The exhibit: dark and old looking, and quite creepy. Strange and unstrange scenes, such as a bedroom or a medical office. Dialogues and sounds were activated as you stepped into each space. You felt as if you were stepping into someone's life, getting a little piece of it, then stepping out.

The dialogue I liked the most
was the one I wrote down, and later slapped on my blog. I sat in a chair and listened to the voices of a man and woman. I interpretted that it was about hope and about love. Maybe these are two people who can never be together because they cannot hope and love in the same way.

You can make whatever story you want out of it. But there is some story. I like people's stories, and that is probably why I liked this exhibit.

Learn more about the exhibit, titled "Dark Pool," here.

Monday, September 08, 2008

Bzz bzz bzz

After a week of furious cleaning, menu planning and weather worrying, Sunday's honeybee party went on without a hitch. Papa Mikel gave a brave demonstration to the guests, Momma Mikel worked furiously in the kitchen and Mikel sisters were as dashing and entertaining as they ever were. Here I present to you the photos. Don't be jealous you weren't there.

I bought a dog bee costume at Target. But all three of our golden retrievers are too big for it. Here, Addie sports just the hat.

Dad smokes the bees while Amy brushes them off. Dad admits to being stung once, but we wonder if it was more.

This would have been a lot cooler of a picture if I had reversed the focus. Why do I always do that?

The bees of Hive #12.

Try some Mikel honey? Watch out, this batch had ants in it.

Sunday, September 07, 2008

Feeling Better

The other day, I sent an email to my friend expressing a lot of my concerns: shipping off to a foreign country, leaving friends and family, not knowing anyone, trying to get the hang living and working there. In reading his reply, I realized how negative of an impression I gave him.

I don't always feel hopeless and discouraged when looking forward to this whole France thing. Sometimes I do. But just as often, I'm excited about all these challenges. As I'm trying to push through the piles of paperwork I anticipate the French will throw on me, I can always take a break and picnic under the Tour d'Eiffel. I'm not complaining about that.

I booked a hostel today, because I fear that my constant efforts to secure some sort of interim housing while I look for an apartment might not work. So I'll have to stay in a hostel for a week while I look for some dingy futon to sleep on. Then while sleeping on the dingy futon, I will look for an apartment. It's not the worst thing ever, as I feared it might be. It really will be okay.

Friday, September 05, 2008


I've been going to lots of doctors appointments and things lately, where I'm always asked if I'm going back to school. No, I'm moving to France, I say. And then they gush about how that is just so exciting, they wish they could do something like that.

Yesterday or the day before I cried a little because I am scared about France.

How nice it would be to get a job and an apartment here and start building a comfortable little life for myself! But instead I am shipping off to this whole other country where I know hardly anyone, hoping I can make a good year out of it.
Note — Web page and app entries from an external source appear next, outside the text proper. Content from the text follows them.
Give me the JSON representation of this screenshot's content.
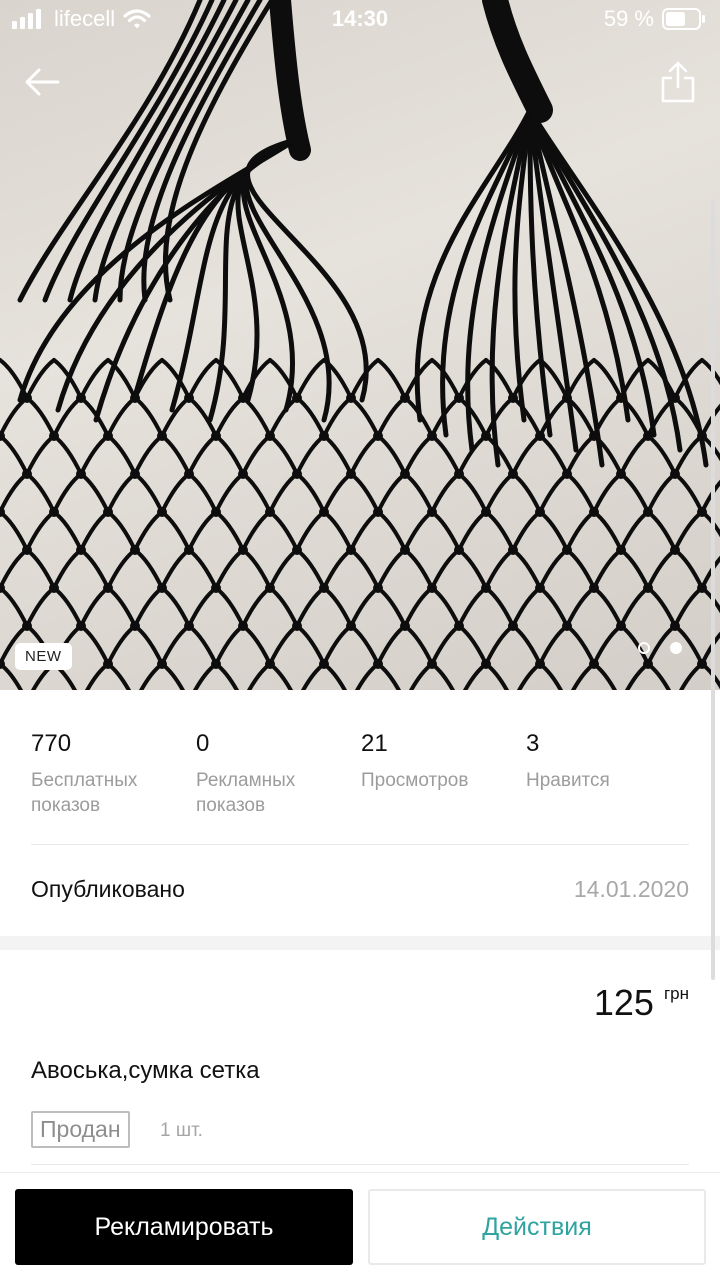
{
  "status_bar": {
    "carrier": "lifecell",
    "time": "14:30",
    "battery": "59 %"
  },
  "hero": {
    "badge": "NEW",
    "image_subject": "black macrame net bag",
    "pagination": {
      "count": 2,
      "active": 2
    }
  },
  "nav": {
    "back_icon": "arrow-left-icon",
    "share_icon": "share-icon"
  },
  "stats": [
    {
      "value": "770",
      "label": "Бесплатных показов"
    },
    {
      "value": "0",
      "label": "Рекламных показов"
    },
    {
      "value": "21",
      "label": "Просмотров"
    },
    {
      "value": "3",
      "label": "Нравится"
    }
  ],
  "published": {
    "label": "Опубликовано",
    "date": "14.01.2020"
  },
  "listing": {
    "price": "125",
    "currency": "грн",
    "title": "Авоська,сумка сетка",
    "status": "Продан",
    "quantity": "1 шт."
  },
  "actions": {
    "promote": "Рекламировать",
    "actions": "Действия"
  },
  "colors": {
    "accent": "#2fa3a0",
    "primary_button": "#000000",
    "muted_text": "#9c9c9c"
  }
}
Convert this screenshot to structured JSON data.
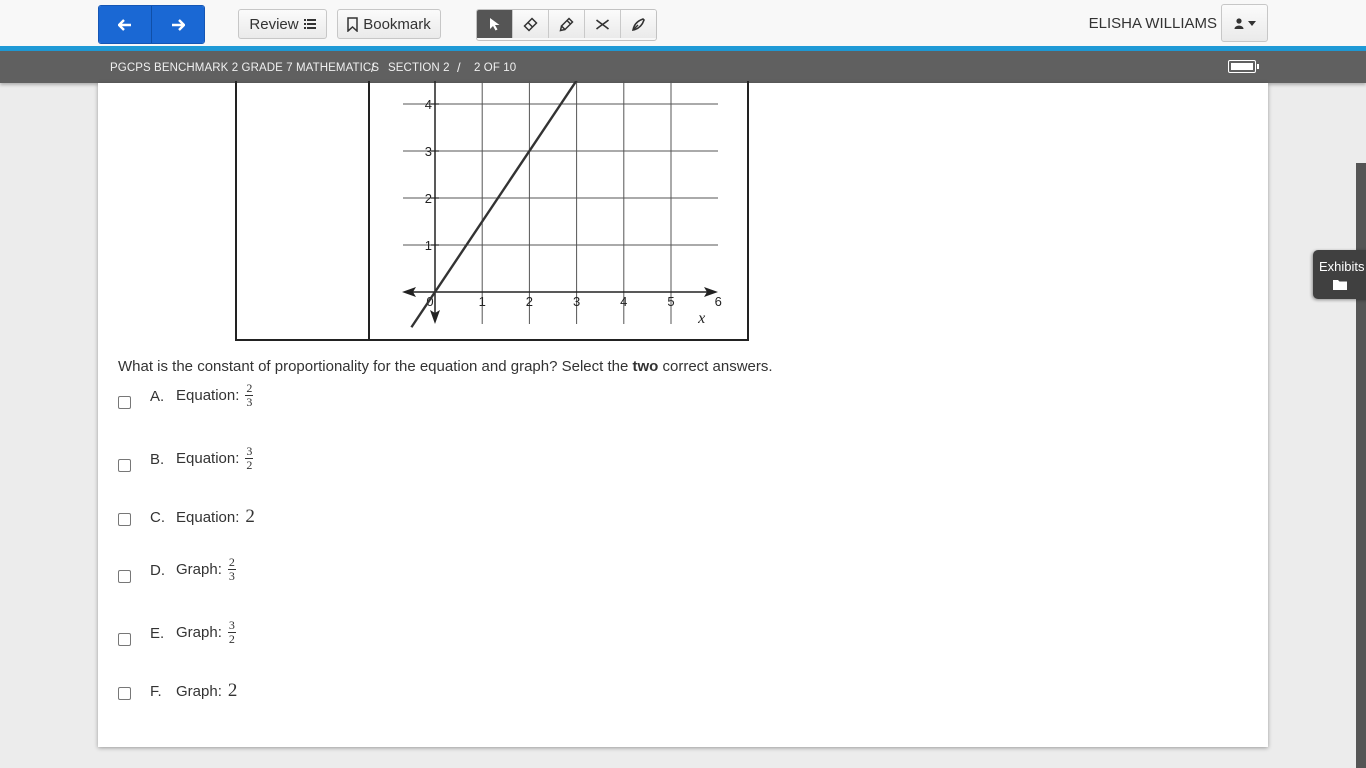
{
  "toolbar": {
    "review_label": "Review",
    "bookmark_label": "Bookmark",
    "user_name": "ELISHA WILLIAMS",
    "active_tool": "pointer-icon",
    "tools": [
      "pointer-icon",
      "eraser-icon",
      "highlighter-icon",
      "strikethrough-icon",
      "pen-icon"
    ]
  },
  "breadcrumb": {
    "test": "PGCPS BENCHMARK 2 GRADE 7 MATHEMATICS",
    "section": "SECTION 2",
    "position": "2 OF 10",
    "separator": "/"
  },
  "graph": {
    "y_ticks": [
      "4",
      "3",
      "2",
      "1"
    ],
    "x_ticks": [
      "0",
      "1",
      "2",
      "3",
      "4",
      "5",
      "6"
    ],
    "x_axis_label": "x",
    "line_slope": 1.5,
    "line_points": [
      [
        0,
        0
      ],
      [
        3,
        4.5
      ]
    ]
  },
  "question": {
    "prefix": "What is the constant of proportionality for the equation and graph? Select the ",
    "emphasis": "two",
    "suffix": " correct answers."
  },
  "choices": [
    {
      "letter": "A.",
      "label": "Equation:",
      "num": "2",
      "den": "3",
      "whole": ""
    },
    {
      "letter": "B.",
      "label": "Equation:",
      "num": "3",
      "den": "2",
      "whole": ""
    },
    {
      "letter": "C.",
      "label": "Equation:",
      "num": "",
      "den": "",
      "whole": "2"
    },
    {
      "letter": "D.",
      "label": "Graph:",
      "num": "2",
      "den": "3",
      "whole": ""
    },
    {
      "letter": "E.",
      "label": "Graph:",
      "num": "3",
      "den": "2",
      "whole": ""
    },
    {
      "letter": "F.",
      "label": "Graph:",
      "num": "",
      "den": "",
      "whole": "2"
    }
  ],
  "exhibit": {
    "label": "Exhibits"
  },
  "colors": {
    "accent": "#1f9ad6",
    "nav_button": "#1a68d4",
    "breadcrumb_bg": "#606060"
  }
}
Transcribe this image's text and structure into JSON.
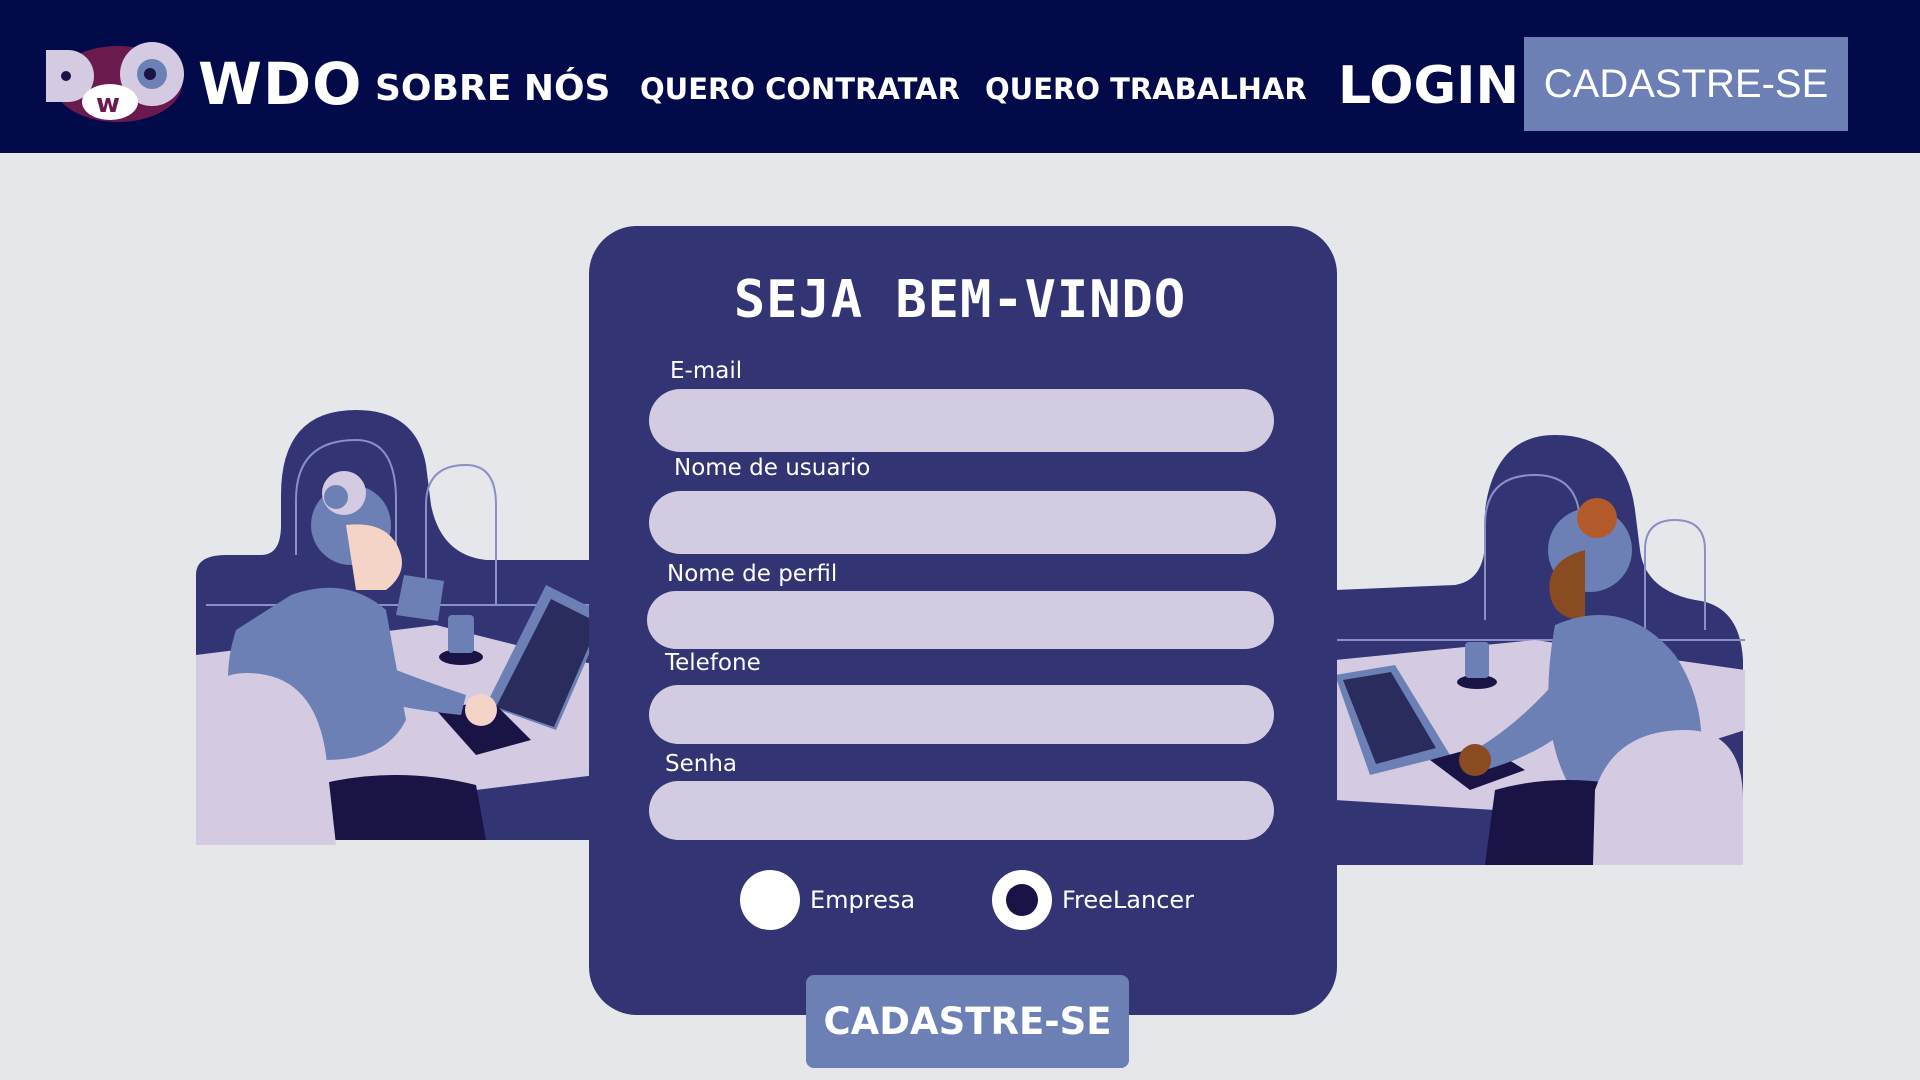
{
  "brand": {
    "logo_letters": "DwO",
    "name": "WDO"
  },
  "nav": {
    "sobre": "SOBRE NÓS",
    "contratar": "QUERO CONTRATAR",
    "trabalhar": "QUERO TRABALHAR",
    "login": "LOGIN",
    "cadastre": "CADASTRE-SE"
  },
  "form": {
    "title": "SEJA BEM-VINDO",
    "fields": [
      {
        "label": "E-mail",
        "value": ""
      },
      {
        "label": "Nome de usuario",
        "value": ""
      },
      {
        "label": "Nome de perfil",
        "value": ""
      },
      {
        "label": "Telefone",
        "value": ""
      },
      {
        "label": "Senha",
        "value": ""
      }
    ],
    "account_type": {
      "options": [
        "Empresa",
        "FreeLancer"
      ],
      "selected": "FreeLancer"
    },
    "submit": "CADASTRE-SE"
  },
  "colors": {
    "navbar": "#020a4a",
    "card": "#323474",
    "input": "#d3cbe2",
    "button": "#6c80b5",
    "page_bg": "#e6e7eb"
  }
}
I feel better today, more confident about the whole thing. I am excited. I am. And it's terrifying at the same time. Adventures are fun, just less fun when they're taken on alone. I am more prepared for France than I was last time, so I hope that I can get more out of it. I just wish I could be as excited as all those receptionists at the doctor are.